*WHAT THE TASK ASKS*. From the first line to the last, reproduce the records below exactly, omitting any picture.

*DATA SECTION*.
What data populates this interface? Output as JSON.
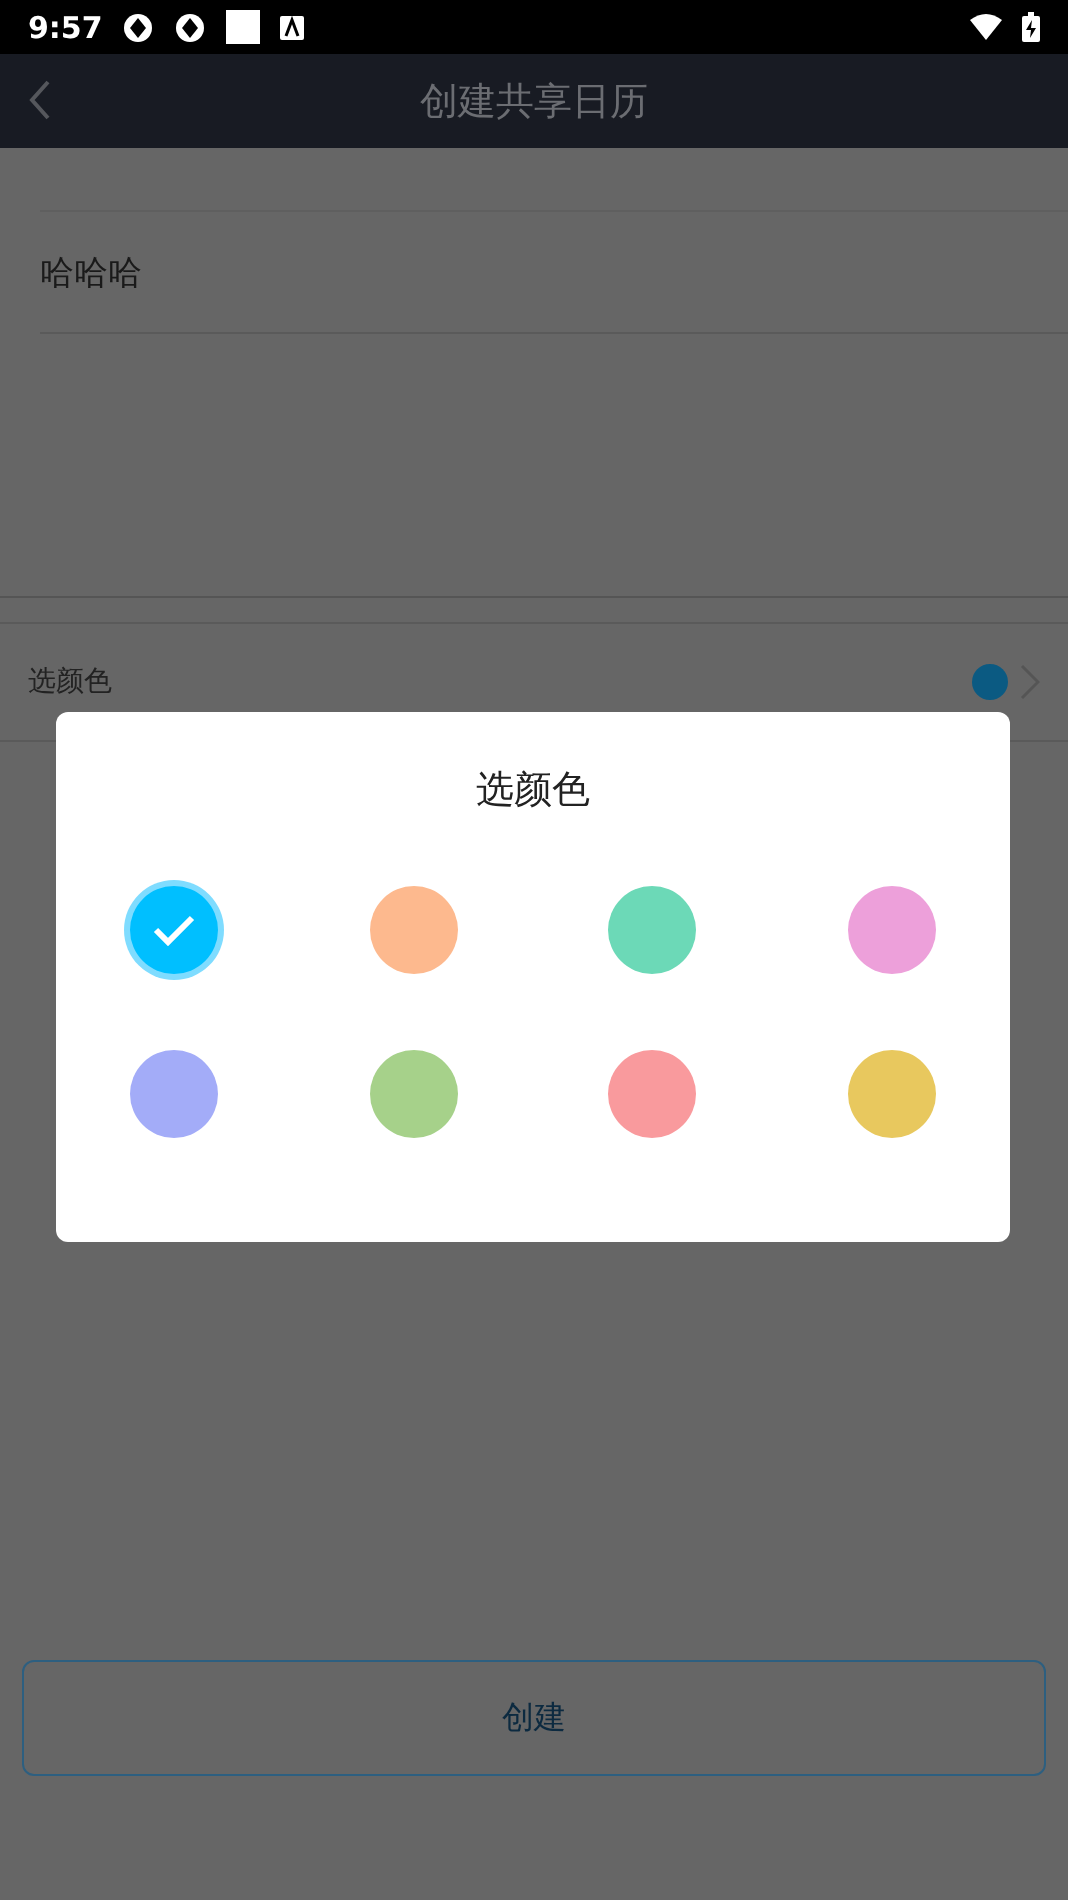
{
  "status_bar": {
    "time": "9:57"
  },
  "header": {
    "title": "创建共享日历"
  },
  "name_field": {
    "value": "哈哈哈"
  },
  "color_row": {
    "label": "选颜色",
    "color": "#0b5a82"
  },
  "dialog": {
    "title": "选颜色",
    "colors": [
      {
        "color": "#00bfff",
        "selected": true
      },
      {
        "color": "#fdb98e",
        "selected": false
      },
      {
        "color": "#6cd9b7",
        "selected": false
      },
      {
        "color": "#eda0da",
        "selected": false
      },
      {
        "color": "#a3acf8",
        "selected": false
      },
      {
        "color": "#a6d18a",
        "selected": false
      },
      {
        "color": "#f99a9d",
        "selected": false
      },
      {
        "color": "#e8c85e",
        "selected": false
      }
    ]
  },
  "create_button": {
    "label": "创建"
  }
}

*ANSWER FOR THIS EXERCISE*.
What data populates this interface? Output as JSON.
{
  "status_bar": {
    "time": "9:57"
  },
  "header": {
    "title": "创建共享日历"
  },
  "name_field": {
    "value": "哈哈哈"
  },
  "color_row": {
    "label": "选颜色",
    "color": "#0b5a82"
  },
  "dialog": {
    "title": "选颜色",
    "colors": [
      {
        "color": "#00bfff",
        "selected": true
      },
      {
        "color": "#fdb98e",
        "selected": false
      },
      {
        "color": "#6cd9b7",
        "selected": false
      },
      {
        "color": "#eda0da",
        "selected": false
      },
      {
        "color": "#a3acf8",
        "selected": false
      },
      {
        "color": "#a6d18a",
        "selected": false
      },
      {
        "color": "#f99a9d",
        "selected": false
      },
      {
        "color": "#e8c85e",
        "selected": false
      }
    ]
  },
  "create_button": {
    "label": "创建"
  }
}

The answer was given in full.